All true... But,
if yoga is universal, how do you respond to someone with a strong Christian faith
who may have concerns about its religious overtones?
"Yoga is about spiritus — the Latin word for breath. Breath is the essence of yoga. Your personal faith and beliefs will only grow stronger as you deepen that relationship. I have respect for all of the world's
spiritual paths. In fact, we have great diversity in our
teacher-training programs — Christian, Sufi, Buddhist, Jewish, Celtic
finally, tell us about your personal life. "I live where we can sleep outside under the stars and really feel the power of nature. I have a wonderful family and life-partner. I'm a mother. And like all mothers, I work to maintain the
'dance' of householder life. I never quite feel 'caught up' with all my friends and passions. But I do feel 100% committed to living yoga as my main practice.
Also, I must get outside everyday whether it's kayaking, cycling or just a meditative walk. I also lie around a lot to relax!"
11 of Shiva's workouts.
And enter our sweepstakes to win Michelle Dozois' two newest Peak 10
Sometimes there is a little too much to love.
These "love handles" are actually excess adipose tissue that builds
up above the external oblique muscles. Unfortunately, at this time of year, there is just no place to hide. A two-piece swimsuit is impossible. And even if you're wearing the perfect pair of jeans, the excess fat may overflow your waistline (the dreaded
The solution? A balanced combination of cardiovascular exercise and total-body strength training. Okay, so that's a great recommendation for general toning. But, for this particular problem, you can also add some external oblique-specific exercises to help speed
up the reshaping process. Here are a few to get you started:
Side Planks. Every plank position works the entire core. But side planks place a particular emphasis on the obliques (because you're primarily using those external obliques to stabilize your body in the proper position). Side planks can be done in
a traditional position on the palm of the hand, or on the forearm. For an even greater challenge, try a side hip dip variation — dip your hip toward the floor and then back up to straight spine.
Standing Knee to Elbow Crunches. Grab a light hand weight or a toning ball. Hold the weight in your right hand. Put your body weight on your left foot (knee slightly bent) and tap the right toe out to the side. Bring the right elbow down toward the side of the body while simultaneously lifting the right knee. Meet in the middle and crunch.
Or, for an advanced version, barely tap the toe in between reps.
Weighted Side Bends. Choose a medium-to-heavy
dumbbell and hold it in your right hand. Stand shoulder-width apart in a square stance with knees slightly bent and shoulders down and back. Place your left hand behind your head, elbow wide. Using the right leg as a guide, lower the weight down

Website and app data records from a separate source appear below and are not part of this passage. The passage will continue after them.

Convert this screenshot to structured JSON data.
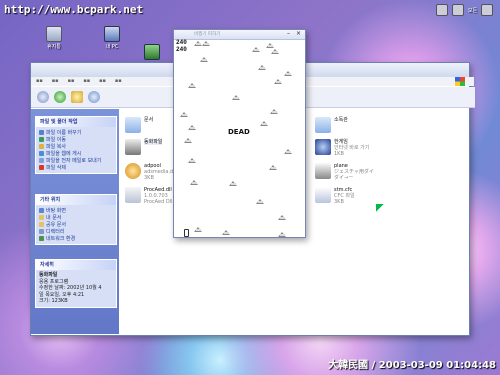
{
  "watermark": "http://www.bcpark.net",
  "tray": {
    "label": "모든"
  },
  "desktop_icons": [
    {
      "label": "휴지통",
      "icon": "trash-icon"
    },
    {
      "label": "내 PC",
      "icon": "computer-icon"
    }
  ],
  "explorer": {
    "task_sections": [
      {
        "title": "파일 및 폴더 작업",
        "items": [
          "파일 이름 바꾸기",
          "파일 이동",
          "파일 복사",
          "파일을 웹에 게시",
          "파일을 전자 메일로 보내기",
          "파일 삭제"
        ]
      },
      {
        "title": "기타 위치",
        "items": [
          "바탕 화면",
          "내 문서",
          "공유 문서",
          "디렉터리",
          "네트워크 환경"
        ]
      },
      {
        "title": "자세히",
        "details": [
          "동화파일",
          "응용 프로그램",
          "수정한 날짜: 2002년 10월 4",
          "일 목요일, 오후 4:21",
          "크기: 123KB"
        ]
      }
    ],
    "files": [
      {
        "name": "문서",
        "sub": "",
        "icon": "folder-icon"
      },
      {
        "name": "동화파일",
        "sub": "",
        "icon": "app-icon"
      },
      {
        "name": "adpool",
        "sub": "adsmedia.dll",
        "sub2": "3KB",
        "icon": "file-icon"
      },
      {
        "name": "ProcAed.dll",
        "sub": "1.0.0.703",
        "sub2": "ProcAed Dll",
        "icon": "dll-icon"
      },
      {
        "name": "소독관",
        "sub": "",
        "icon": "folder-icon"
      },
      {
        "name": "한게임",
        "sub": "인터넷 바로 가기",
        "sub2": "1KB",
        "icon": "shortcut-icon"
      },
      {
        "name": "plane",
        "sub": "ジェスチャ用ダイ",
        "sub2": "ダイ→ー",
        "icon": "plane-icon"
      },
      {
        "name": "stm.cfc",
        "sub": "CFC 파일",
        "sub2": "3KB",
        "icon": "cfc-icon"
      }
    ]
  },
  "game": {
    "title": "비행기 피하기",
    "score_top": "240",
    "score_second": "240",
    "status": "DEAD"
  },
  "timestamp_stamp": "大韓民國 / 2003-03-09 01:04:48"
}
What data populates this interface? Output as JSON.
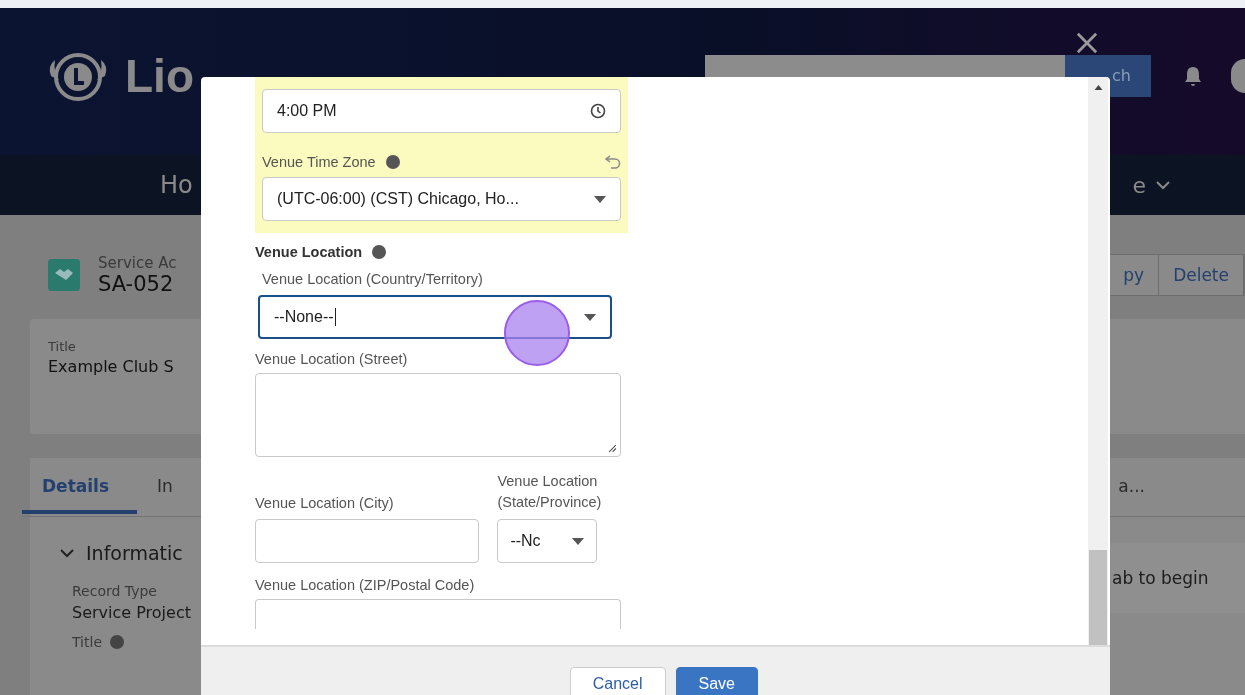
{
  "header": {
    "brand": "Lio",
    "search_button": "ch"
  },
  "nav": {
    "left_item": "Ho",
    "right_item": "e"
  },
  "record": {
    "type_label": "Service Ac",
    "number": "SA-052",
    "actions": [
      "py",
      "Delete"
    ]
  },
  "highlights": {
    "label": "Title",
    "value": "Example Club S"
  },
  "tabs": [
    {
      "label": "Details",
      "selected": true
    },
    {
      "label": "In",
      "selected": false
    }
  ],
  "tabs_right": "a...",
  "section": {
    "title": "Informatic",
    "expanded": true,
    "fields": [
      {
        "label": "Record Type",
        "value": "Service Project"
      },
      {
        "label": "Title",
        "info": true
      }
    ]
  },
  "side_panel": {
    "text": "ab to begin"
  },
  "modal": {
    "time_field": {
      "value": "4:00 PM",
      "highlighted": true
    },
    "time_zone": {
      "label": "Venue Time Zone",
      "value": "(UTC-06:00) (CST) Chicago, Ho...",
      "highlighted": true,
      "changed": true
    },
    "location_heading": "Venue Location",
    "country": {
      "label": "Venue Location (Country/Territory)",
      "value": "--None--",
      "focused": true
    },
    "street": {
      "label": "Venue Location (Street)"
    },
    "city": {
      "label": "Venue Location (City)"
    },
    "state": {
      "label": "Venue Location (State/Province)",
      "value": "--Nc"
    },
    "zip": {
      "label": "Venue Location (ZIP/Postal Code)"
    },
    "buttons": [
      "Cancel",
      "Save"
    ]
  }
}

(close to the leg) for two and then back up for two. Repeat. To increase the range of motion — and the benefits — pass center during the

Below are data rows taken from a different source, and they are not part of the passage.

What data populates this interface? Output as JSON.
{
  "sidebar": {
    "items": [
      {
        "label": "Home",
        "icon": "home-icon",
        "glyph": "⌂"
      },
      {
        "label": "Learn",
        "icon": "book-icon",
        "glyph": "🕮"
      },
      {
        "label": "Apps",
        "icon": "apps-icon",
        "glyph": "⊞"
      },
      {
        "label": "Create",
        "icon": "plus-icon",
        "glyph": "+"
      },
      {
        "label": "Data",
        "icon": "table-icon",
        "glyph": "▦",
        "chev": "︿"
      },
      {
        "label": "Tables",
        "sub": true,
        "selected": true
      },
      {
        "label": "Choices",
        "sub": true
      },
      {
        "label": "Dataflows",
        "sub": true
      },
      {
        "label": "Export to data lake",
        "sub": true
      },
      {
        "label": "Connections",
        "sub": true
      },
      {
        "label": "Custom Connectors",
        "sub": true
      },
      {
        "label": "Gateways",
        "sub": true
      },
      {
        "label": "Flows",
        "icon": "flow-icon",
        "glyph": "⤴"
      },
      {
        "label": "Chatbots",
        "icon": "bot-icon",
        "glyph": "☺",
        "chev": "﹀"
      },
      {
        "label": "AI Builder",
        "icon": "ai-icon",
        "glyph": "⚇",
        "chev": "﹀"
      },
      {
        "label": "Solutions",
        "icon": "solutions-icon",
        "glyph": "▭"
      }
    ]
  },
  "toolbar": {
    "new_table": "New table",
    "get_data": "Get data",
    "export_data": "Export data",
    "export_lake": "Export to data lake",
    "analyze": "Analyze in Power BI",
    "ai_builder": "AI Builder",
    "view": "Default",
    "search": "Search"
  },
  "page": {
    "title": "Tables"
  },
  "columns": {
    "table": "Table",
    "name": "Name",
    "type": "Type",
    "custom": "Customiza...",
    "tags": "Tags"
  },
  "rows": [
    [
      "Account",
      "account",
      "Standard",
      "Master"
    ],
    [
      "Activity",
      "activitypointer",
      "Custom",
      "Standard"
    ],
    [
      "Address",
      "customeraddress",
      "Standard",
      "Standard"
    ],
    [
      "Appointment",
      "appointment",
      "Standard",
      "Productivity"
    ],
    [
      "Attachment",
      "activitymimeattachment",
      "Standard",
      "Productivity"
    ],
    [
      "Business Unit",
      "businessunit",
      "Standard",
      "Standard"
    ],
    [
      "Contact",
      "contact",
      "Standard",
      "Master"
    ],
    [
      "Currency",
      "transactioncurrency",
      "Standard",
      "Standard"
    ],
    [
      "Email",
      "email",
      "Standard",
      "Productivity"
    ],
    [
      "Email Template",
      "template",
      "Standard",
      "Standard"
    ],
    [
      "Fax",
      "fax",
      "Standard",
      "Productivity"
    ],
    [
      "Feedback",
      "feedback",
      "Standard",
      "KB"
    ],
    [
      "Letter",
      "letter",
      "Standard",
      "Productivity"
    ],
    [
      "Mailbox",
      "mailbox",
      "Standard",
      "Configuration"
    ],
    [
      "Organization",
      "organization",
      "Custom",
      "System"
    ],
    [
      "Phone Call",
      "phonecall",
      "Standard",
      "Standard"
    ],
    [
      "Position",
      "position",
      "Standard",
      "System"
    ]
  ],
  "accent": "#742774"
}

"up" phase and side crunch to the left, leading with the left elbow.
For these movement-based exercises, start with just one set of 8 to 12 repetitions. Keep working up to two and three sets as you get stronger. Begin with a 15-second side plank hold. Then, increase your plank duration in 15-second increments
(until you reach a goal of one minute). PS. Don't forget to work all
exercises on both sides of your body.
Some oblique-targeted exercises are:
Katami's Ab Lab,
Gilad's Phenomenal Abs & Core,
Austin's Shrink Belly Fat
and Star Trainer: Ab Blast
Exercise is better than weight loss for long life
Exercise extends your lifespan, whether you're overweight or not. Even a
"moderate level" of physical activity results in an average 3.5 year longer life. That's the conclusion of new research published in the journal Plos Medicine.
The more surprising finding is that exercise appears to be more important than body mass. In fact, even overweight or obese people who exercise
at even a moderate intensity live longer than
"average weight" people who don't work out.
The study's author summarized the results as "This finding may convince currently inactive persons that a modest level of physical activity is
But, of course, all you video exercisers who are reading this newsletter already knew that!